Well-known for his fiery style and intimate familiarity with a vast range of jazz and Latin idioms, Grammy winner Michel Camilo has always had a sense of musical adventure, and his third Telarc release is no exception. Critics everywhere have praised the Dominican jazz pianist’s talents as a composer and arranger, but Solo showcases him as a performer. Although Camilo has been honing the concept for seven years, this is his first solo album and marks a major milestone in his career.
“It certainly took me a long time to go into the studio and record this album,” says Camilo. “I wanted it to be a deep personal statement that would reflect some of my musical influences, as well as the exotic colors, textures and nuances which I have been developing into my piano playing for the last several years.”
Produced by Camilo and recorded at Avatar Studios in New York in May 2004 without any overdubs, the 12 tracks on Solo are organized into chapters spotlighting four Brazilian gems (Francis Hime’s “Minha” and “Atrás Da Porta,” along with Antonio Carlos Jobim’s “Luiza” and “Corcovado”), four jazz standards (Ricardel / Evans’ “The Frim Fram Sauce,” Monk’s “‘Round Midnight,” and Gershwin’s “Our Love Is Here To Stay” and “Someone To Watch Over Me”), and three new Camilo originals. The album closes with a reworking of the pianist / composer’s popular “Suntan.”
“I think of this album as a trilogy,” adds Camilo. “The three musical worlds closest to my heart are equally represented, and at the same time each song tells a story that I hope will touch the listener in a special way.”

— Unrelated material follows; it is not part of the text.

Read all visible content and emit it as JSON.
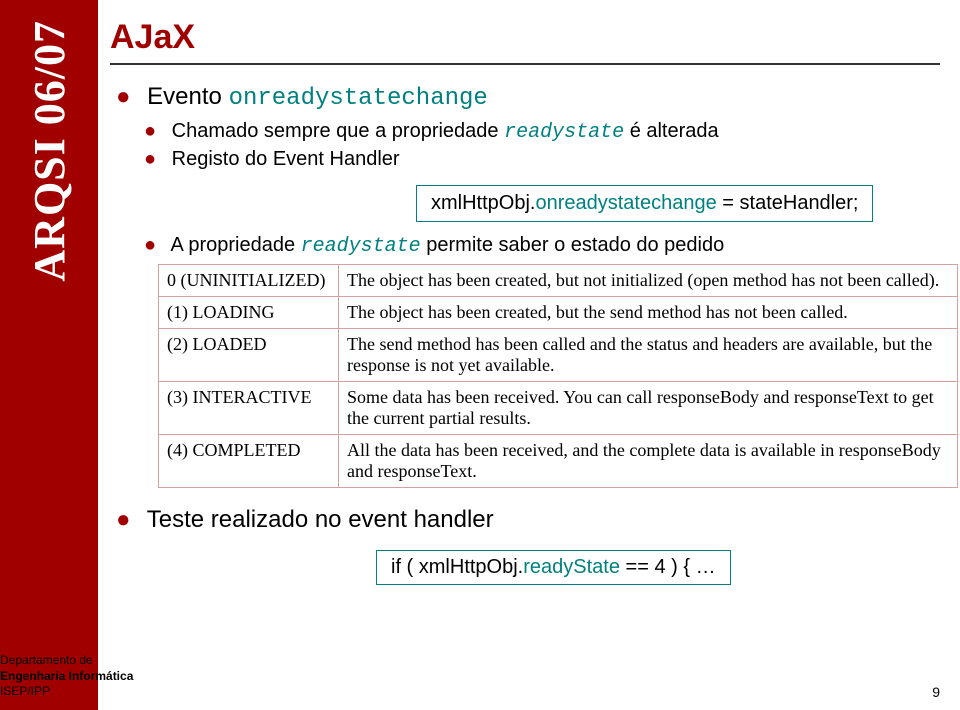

Born in Santo Domingo, Dominican Republic, in 1954, Michel Camilo is one of the most riveting performers in jazz today—as immortalized by his blazing performance in the film Calle 54. Although a jazz player first and foremost, he’s clearly not afraid of developing a reputation as one who breaks the rules.
Camilo is equally renowned as a composer, and artists ranging from Dizzy Gillespie to The Manhattan Transfer have performed his works. His diverse resume includes performances with symphony orchestras, compositions for film, and collaborative projects with musicians like Paquito D’Rivera and pianists Katia and Marielle Labeque. Spain, Camilo’s 2000 Verve release with flamenco guitarist Tomatito, won Best Latin Jazz Album in the first Latin Grammy Awards.
Triangulo, Camilo’s critically acclaimed 2002 Telarc debut with Anthony Jackson on bass and longtime drummer Horacio “El Negro” Hernandez on drums, was nominated for Best Jazz Instrumental Album at the Grammys and Best Latin Jazz Album at the Billboard Latin Music Awards.
Released in 2003, Live at the Blue Note was Camilo’s first live album and his first recording with a Cuban rhythm section. This two-CD set, which scored a Grammy for Best Latin Jazz Album, offered a mix of mostly originals, played with gusto by bassist Charles Flores and drummer Hernandez. In 2004, Camilo won JazzWeek’s Award for Artist of the Year.
Solo, Camilo’s 16th album overall, provides a stunning demonstration of his creativity, transcending technical virtuosity and improvisational vocabulary to convey real emotion.